YOUR GOAL: Scan the data and please report how many lines include the word "background". Leave out everything but the number.

GIVEN RECORDS:
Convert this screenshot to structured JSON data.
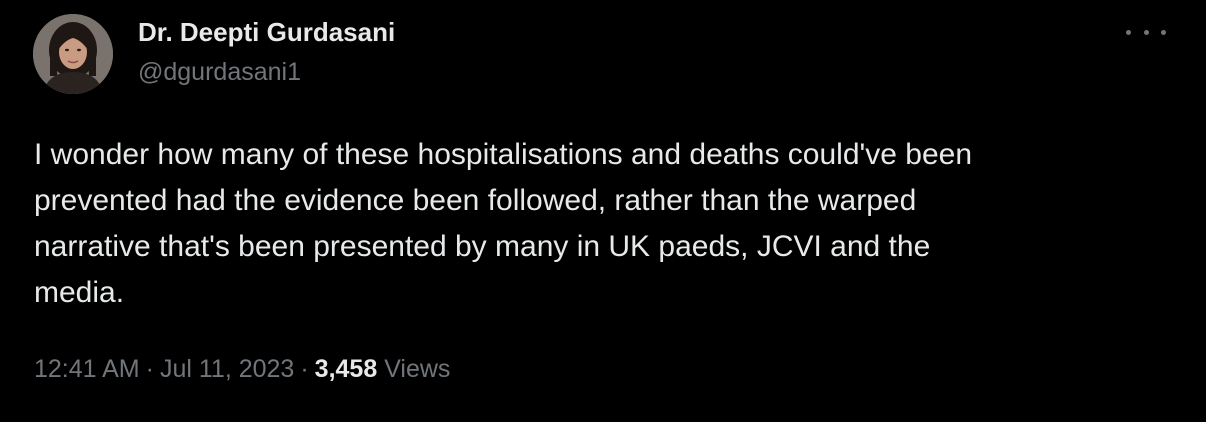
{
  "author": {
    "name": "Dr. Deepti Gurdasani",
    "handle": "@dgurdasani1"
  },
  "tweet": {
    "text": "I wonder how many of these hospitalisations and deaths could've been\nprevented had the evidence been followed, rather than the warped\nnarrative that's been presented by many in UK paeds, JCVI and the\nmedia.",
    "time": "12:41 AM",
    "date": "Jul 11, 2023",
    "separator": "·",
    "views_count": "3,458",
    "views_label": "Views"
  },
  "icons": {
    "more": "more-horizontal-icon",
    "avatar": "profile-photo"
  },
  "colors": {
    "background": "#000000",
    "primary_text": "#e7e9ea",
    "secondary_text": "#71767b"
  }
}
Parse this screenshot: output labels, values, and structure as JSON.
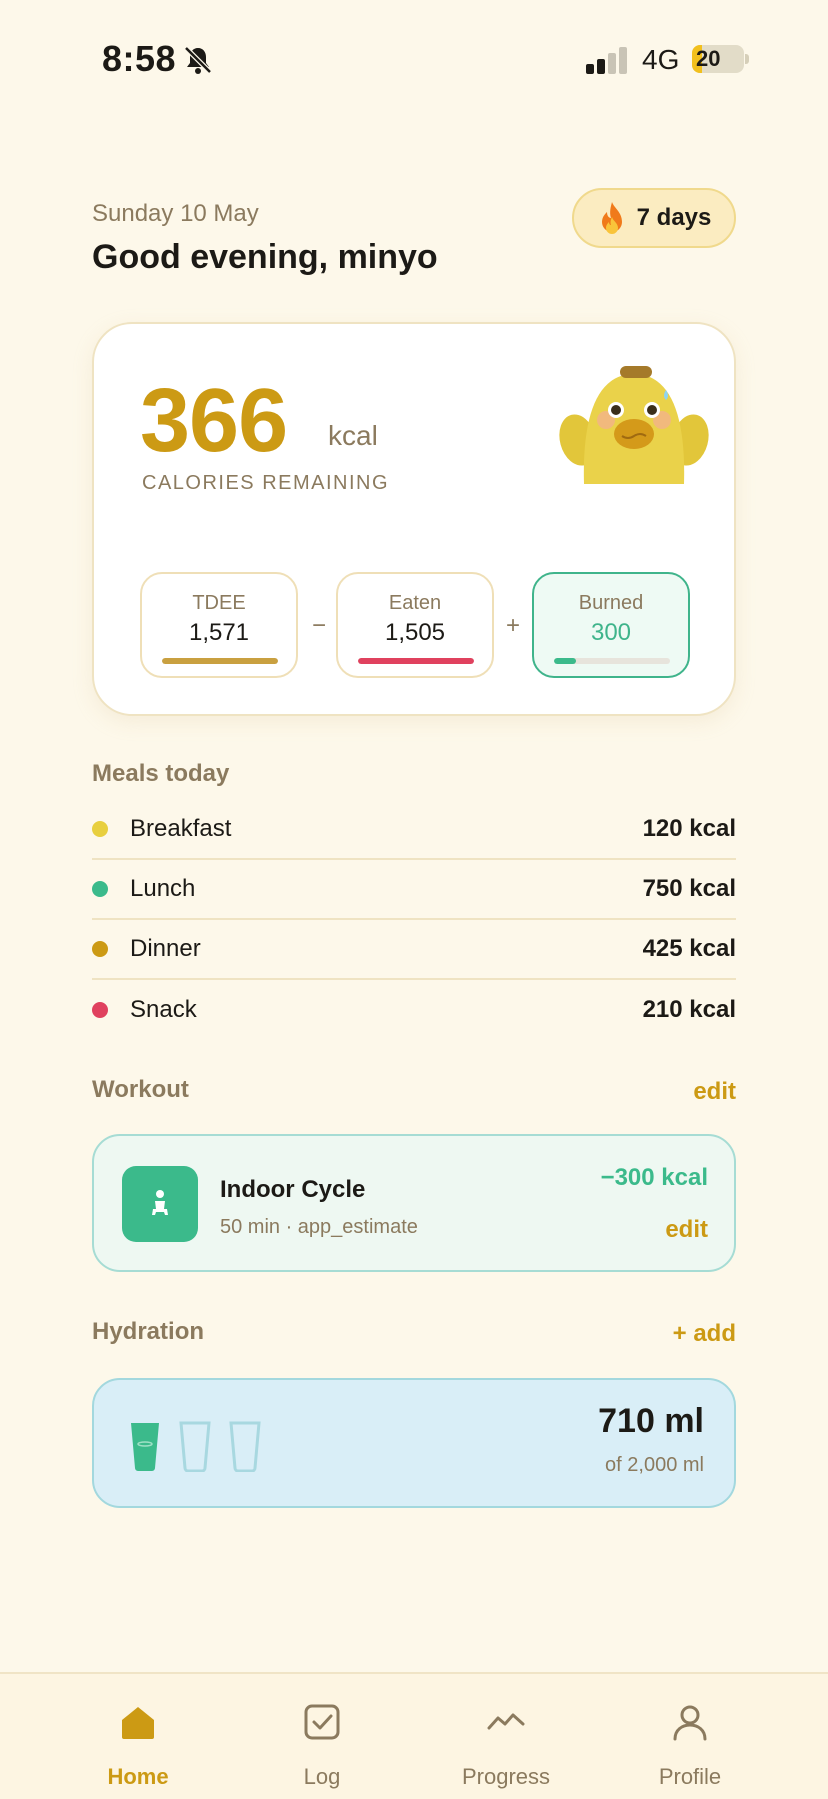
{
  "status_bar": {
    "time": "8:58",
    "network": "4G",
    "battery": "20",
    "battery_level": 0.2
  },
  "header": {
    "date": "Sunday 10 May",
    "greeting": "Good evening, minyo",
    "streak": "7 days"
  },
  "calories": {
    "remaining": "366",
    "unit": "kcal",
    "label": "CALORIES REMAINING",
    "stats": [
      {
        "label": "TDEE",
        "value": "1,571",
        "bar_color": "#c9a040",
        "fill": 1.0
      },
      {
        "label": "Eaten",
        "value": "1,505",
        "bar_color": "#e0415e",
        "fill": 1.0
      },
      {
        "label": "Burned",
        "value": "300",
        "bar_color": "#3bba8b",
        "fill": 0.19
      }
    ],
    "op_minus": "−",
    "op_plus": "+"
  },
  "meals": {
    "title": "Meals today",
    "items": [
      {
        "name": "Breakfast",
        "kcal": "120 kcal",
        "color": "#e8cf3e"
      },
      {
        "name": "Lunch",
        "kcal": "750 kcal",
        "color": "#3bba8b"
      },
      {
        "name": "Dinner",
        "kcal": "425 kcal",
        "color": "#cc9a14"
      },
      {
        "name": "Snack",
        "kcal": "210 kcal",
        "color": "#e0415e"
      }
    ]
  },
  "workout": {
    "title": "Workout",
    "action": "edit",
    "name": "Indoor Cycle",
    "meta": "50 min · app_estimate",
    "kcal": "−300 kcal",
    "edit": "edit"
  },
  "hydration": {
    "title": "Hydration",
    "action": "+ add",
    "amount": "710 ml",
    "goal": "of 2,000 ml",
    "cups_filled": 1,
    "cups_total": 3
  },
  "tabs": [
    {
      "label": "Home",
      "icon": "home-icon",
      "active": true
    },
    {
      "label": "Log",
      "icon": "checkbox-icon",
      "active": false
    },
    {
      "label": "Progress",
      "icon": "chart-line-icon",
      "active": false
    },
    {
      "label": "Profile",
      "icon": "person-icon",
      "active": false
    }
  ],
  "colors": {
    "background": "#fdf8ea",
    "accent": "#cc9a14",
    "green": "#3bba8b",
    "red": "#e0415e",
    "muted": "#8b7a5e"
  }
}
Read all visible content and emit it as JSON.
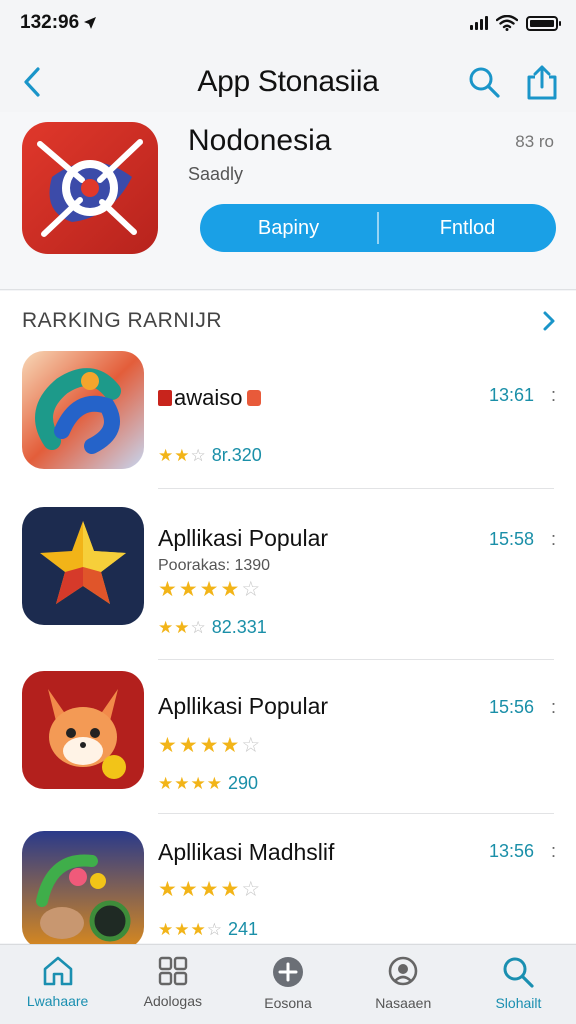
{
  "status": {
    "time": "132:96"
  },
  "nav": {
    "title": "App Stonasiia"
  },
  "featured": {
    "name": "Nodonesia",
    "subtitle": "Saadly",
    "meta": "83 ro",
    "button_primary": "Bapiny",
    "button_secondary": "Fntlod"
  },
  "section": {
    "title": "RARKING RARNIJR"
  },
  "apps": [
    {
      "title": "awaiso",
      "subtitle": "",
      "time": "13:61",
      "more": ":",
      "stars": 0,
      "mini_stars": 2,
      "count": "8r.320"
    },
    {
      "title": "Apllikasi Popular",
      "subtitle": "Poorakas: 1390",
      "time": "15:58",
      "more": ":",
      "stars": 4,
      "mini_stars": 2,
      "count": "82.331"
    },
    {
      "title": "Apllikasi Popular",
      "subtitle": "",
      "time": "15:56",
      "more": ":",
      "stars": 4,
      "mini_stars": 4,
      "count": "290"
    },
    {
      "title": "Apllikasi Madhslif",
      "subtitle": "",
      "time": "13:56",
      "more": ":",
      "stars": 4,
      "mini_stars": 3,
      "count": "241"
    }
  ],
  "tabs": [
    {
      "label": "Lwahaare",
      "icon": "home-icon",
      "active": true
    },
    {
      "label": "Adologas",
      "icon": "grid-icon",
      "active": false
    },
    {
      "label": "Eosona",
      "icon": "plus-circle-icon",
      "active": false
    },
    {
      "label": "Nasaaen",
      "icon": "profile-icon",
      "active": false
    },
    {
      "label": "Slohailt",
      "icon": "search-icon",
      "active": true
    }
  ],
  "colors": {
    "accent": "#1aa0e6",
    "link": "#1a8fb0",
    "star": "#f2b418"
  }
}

SOLVED EXERCISE: 2